→ **TASK BRIEF**
A word-for-word copy of the data, pictures excluded, is what this task asks for.

→ **SUPPLIED RECORDS**
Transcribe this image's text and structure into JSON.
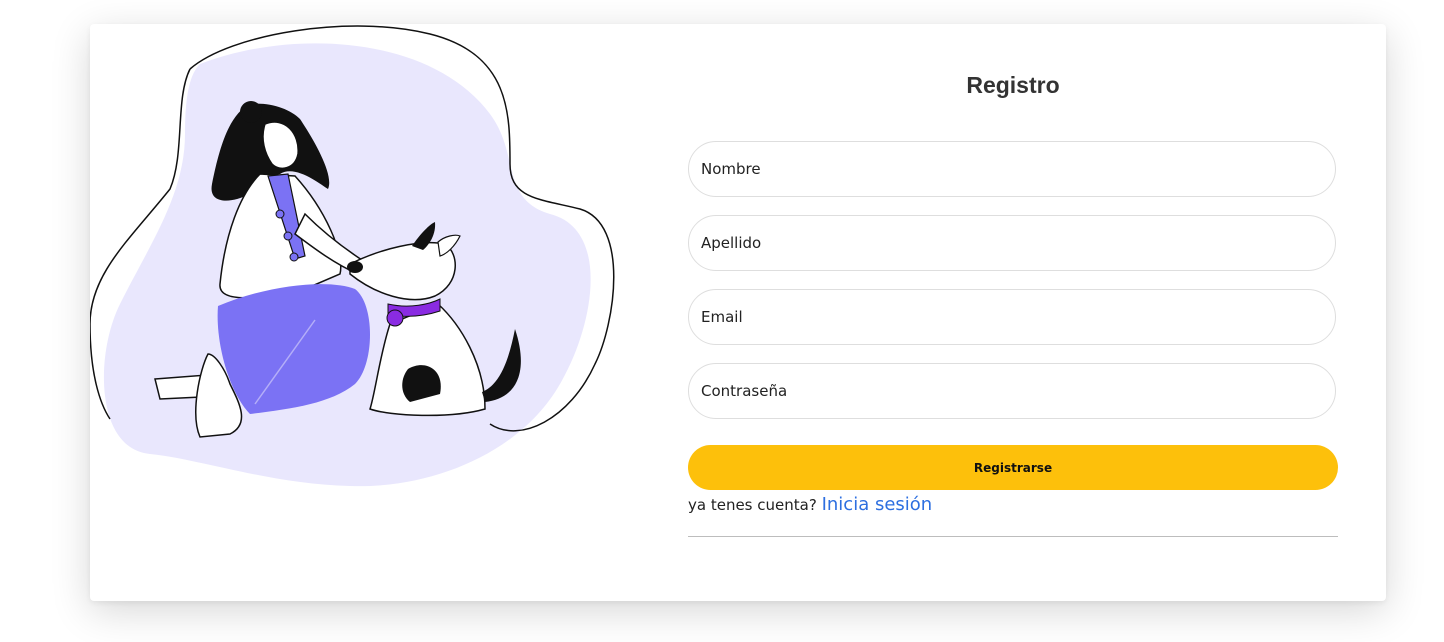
{
  "form": {
    "title": "Registro",
    "fields": [
      {
        "name": "nombre",
        "placeholder": "Nombre",
        "value": ""
      },
      {
        "name": "apellido",
        "placeholder": "Apellido",
        "value": ""
      },
      {
        "name": "email",
        "placeholder": "Email",
        "value": ""
      },
      {
        "name": "password",
        "placeholder": "Contraseña",
        "value": ""
      }
    ],
    "submit_label": "Registrarse",
    "login_prompt": "ya tenes cuenta?",
    "login_link": "Inicia sesión"
  },
  "colors": {
    "accent": "#fdc00b",
    "link": "#2d6fe0",
    "illustration_bg": "#e9e7fd",
    "illustration_purple": "#7b72f4",
    "collar": "#8a2be2"
  }
}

→ **TASK OUTPUT**
Transcribe this image's text and structure into JSON.
{
  "form": {
    "title": "Registro",
    "fields": [
      {
        "name": "nombre",
        "placeholder": "Nombre",
        "value": ""
      },
      {
        "name": "apellido",
        "placeholder": "Apellido",
        "value": ""
      },
      {
        "name": "email",
        "placeholder": "Email",
        "value": ""
      },
      {
        "name": "password",
        "placeholder": "Contraseña",
        "value": ""
      }
    ],
    "submit_label": "Registrarse",
    "login_prompt": "ya tenes cuenta?",
    "login_link": "Inicia sesión"
  },
  "colors": {
    "accent": "#fdc00b",
    "link": "#2d6fe0",
    "illustration_bg": "#e9e7fd",
    "illustration_purple": "#7b72f4",
    "collar": "#8a2be2"
  }
}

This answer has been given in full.